Menzie Chinn writes,

the forecasts are generated using old-fashioned models in the spirit of the neoclassical synthesis (demand determined in short run, supply determined in the long run) with (as I understand it) backwards looking expectations rather than model-consistent expectations. I leave it to the readers whether these characteristics are the biggest sins of macro modelers in the run up to the latest crisis, and the ensuing Great Recession. (After all, one could reasonably argue that assuming perfect capital markets, or a unitary bond market, might be more problematic assumptions that adaptive expectations.)

He is discussing the macroeconometric models. These are models with hundreds of equations that are simulated with and without a fiscal stimulus in order to measure the effect of the stimulus. I want to explain why the models lack scientific merit. Some of this criticism was spelled out in historical perspective here. I am currently revising that paper.

Chinn is correct that the economics profession turned away from macroeconometric models for reasons having to do with their theoretical specification, in particular their inconsistency with rational expectations. If that were their only problem, I would still be a model jockey, as I was early in my professional career.

Instead, my criticism of macroeconometric models is that the degrees of freedom belong to the modeler, not to the data. In Bayesian terms, the weight of the modeler’s priors is very, very high, and the weight of the data is close to zero. The data are essentially there just to calibrate the model to the modeler’s priors.

In nontechnical terms, this issue can be stated as follows. Consider two ways of getting a computer to print out that the stimulus created 1.6 million jobs. Method one is to set up an elaborate computer simluation that produces such a result. Method two is to type “the stimulus created 1.6 million jobs” into a word processer and hit the print key. The only difference between those two ways is the amount of computer processing time involved.

The scientific method is based on controlled experiments. In a controlled experiment, the experimenter creates an environment in which one factor changes and all other factors are held constant.

Economists cannot construct controlled experiments to test all of our interesting hypotheses. We have abundant data, but we did not create the circumstances that produced the data.
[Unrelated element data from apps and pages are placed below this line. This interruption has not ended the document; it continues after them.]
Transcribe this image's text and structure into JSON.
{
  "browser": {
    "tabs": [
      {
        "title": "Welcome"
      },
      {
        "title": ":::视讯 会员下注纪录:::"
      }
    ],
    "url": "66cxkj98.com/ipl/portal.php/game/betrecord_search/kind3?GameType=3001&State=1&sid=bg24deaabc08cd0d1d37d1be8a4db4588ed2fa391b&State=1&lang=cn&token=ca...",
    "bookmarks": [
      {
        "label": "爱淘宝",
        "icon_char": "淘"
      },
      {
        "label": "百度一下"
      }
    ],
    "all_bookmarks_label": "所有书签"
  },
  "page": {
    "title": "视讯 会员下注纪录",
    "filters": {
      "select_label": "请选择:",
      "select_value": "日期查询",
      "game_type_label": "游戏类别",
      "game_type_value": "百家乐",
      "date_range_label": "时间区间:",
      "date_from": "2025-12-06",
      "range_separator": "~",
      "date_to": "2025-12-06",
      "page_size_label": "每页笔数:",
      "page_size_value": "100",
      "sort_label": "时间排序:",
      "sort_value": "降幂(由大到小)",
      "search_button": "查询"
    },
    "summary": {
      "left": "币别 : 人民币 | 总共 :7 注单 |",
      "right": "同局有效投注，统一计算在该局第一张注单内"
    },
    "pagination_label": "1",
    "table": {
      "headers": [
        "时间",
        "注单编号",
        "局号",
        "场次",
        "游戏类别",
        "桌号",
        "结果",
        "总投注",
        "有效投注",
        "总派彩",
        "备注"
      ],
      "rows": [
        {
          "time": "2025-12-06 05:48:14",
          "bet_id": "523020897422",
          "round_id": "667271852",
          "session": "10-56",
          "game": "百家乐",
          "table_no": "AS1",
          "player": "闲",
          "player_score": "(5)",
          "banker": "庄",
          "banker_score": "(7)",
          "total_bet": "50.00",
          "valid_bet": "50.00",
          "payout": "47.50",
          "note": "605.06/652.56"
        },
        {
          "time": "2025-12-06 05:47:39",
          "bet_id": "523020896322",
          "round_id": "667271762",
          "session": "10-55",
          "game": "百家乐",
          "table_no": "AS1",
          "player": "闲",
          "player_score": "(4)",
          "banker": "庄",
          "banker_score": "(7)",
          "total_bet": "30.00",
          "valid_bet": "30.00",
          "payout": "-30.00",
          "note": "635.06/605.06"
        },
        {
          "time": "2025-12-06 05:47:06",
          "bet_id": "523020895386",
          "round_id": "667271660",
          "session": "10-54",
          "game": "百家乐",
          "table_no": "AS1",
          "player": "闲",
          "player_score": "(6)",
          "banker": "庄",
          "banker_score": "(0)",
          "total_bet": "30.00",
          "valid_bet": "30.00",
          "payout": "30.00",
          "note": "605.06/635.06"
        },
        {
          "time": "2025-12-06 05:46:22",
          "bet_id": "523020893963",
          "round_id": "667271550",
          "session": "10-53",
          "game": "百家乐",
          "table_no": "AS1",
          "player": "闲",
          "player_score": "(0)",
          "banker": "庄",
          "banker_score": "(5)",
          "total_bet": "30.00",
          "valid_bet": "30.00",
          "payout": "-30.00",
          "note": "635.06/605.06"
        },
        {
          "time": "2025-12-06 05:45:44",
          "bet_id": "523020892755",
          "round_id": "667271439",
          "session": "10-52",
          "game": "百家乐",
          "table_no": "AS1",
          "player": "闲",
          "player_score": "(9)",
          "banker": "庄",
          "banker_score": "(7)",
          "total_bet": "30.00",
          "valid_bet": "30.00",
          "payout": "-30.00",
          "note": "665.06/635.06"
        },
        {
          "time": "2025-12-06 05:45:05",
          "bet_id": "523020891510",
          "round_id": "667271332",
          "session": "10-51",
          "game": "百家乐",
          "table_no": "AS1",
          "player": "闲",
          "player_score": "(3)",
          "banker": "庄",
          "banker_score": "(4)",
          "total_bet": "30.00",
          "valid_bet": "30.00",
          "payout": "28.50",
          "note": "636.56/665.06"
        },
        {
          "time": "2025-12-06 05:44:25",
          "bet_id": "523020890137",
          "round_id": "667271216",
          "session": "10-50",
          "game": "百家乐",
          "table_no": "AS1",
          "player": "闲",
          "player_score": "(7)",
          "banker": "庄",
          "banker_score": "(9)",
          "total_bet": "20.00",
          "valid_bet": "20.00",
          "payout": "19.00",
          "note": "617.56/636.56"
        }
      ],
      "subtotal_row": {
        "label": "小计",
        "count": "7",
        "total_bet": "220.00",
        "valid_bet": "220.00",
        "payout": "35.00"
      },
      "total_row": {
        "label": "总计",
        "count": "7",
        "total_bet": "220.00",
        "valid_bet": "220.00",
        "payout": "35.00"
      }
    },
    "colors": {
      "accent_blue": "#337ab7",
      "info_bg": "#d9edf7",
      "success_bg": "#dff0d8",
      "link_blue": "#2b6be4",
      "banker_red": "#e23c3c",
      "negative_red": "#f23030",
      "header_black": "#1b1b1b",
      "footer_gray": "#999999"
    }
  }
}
In statistical jargon, we are making observational studies.

An observational study can be of scientific use if the conditions are right. One condition is that there are many observations relative to the number of factors that must be controlled for. In statistical jargon, this is known as the degrees of freedom.

In macroeconomics, there are more factors to be controlled for than there are observations. There are negative degrees of freedom, which should cause your statistical software to give you an error message.

Instead, the modeler limits the way that factors enter the model. For example, the modeler probably will not control for changes in the educational attainment of the labor force over time. That is not because the educational attainment over time does not matter. It is because the modeler does not want to put in so many factors that the computer spits out an error message.

There are thousands of ways to specify the “consumption function,” which is the equation that predicts consumer spending. Should durable goods spending be separated from spending on nondurable goods and services? Should previous periods’ income be used in addition to current income, and with what weight? Should a measure of anticipated future income be used? How should wealth enter the equation? Is there a way to account for the role of credit market conditions? How do tax considerations enter? Are there different propensities to consume out of wage income and out of transfer payments? How do consumers respond to changes in oil prices? How do they form expectations for oil prices in the future? What factors that are trending over time, such as population changes and shifts in the mix of consumption, need to be controlled for? Which time periods are affected by special factors, such as the recent snowstorms along the east coast?

If you have about 80 quarters of data to work with, and you have thousands of factors to control for, there is no conceivable way for the model’s specification to reflect the data. Instead, the specification depends on the opinion of the modeler.

The conditions under which statistical techniques are scientifically valid are not satisfied with macroeconomic data. There is no reason to take model results as reflecting anything other than the opinion of the modeler.

What if the models performed well in out-of-sample forecasts? If that were the case, then I would have to concede that there might be some scientific validity to the models. However, that has never been the case. When I was a model jockey, the models were forever being tweaked with what were called “add factors” or “constant adjustments” in order to keep them on track with the most recent data. Formal studies of out-of-sample forecasts, by Stephen McNees of the Boston Fed and others, showed dismal performance. Even today, the models that are telling us how many jobs the stimulus saved are the same models that predicted that unemployment today would be close to 7 percent with the stimulus, when in reality it is 9.7 percent. So out-of-sample performance fails to boost one’s confidence in the scientific status of these models.

Macroeconometric models satisfy a deep need to create the illusion that government can exercise precise control over output and employment. As long as people are determined to believe that such control is possible, the models will have a constituency. For better or worse.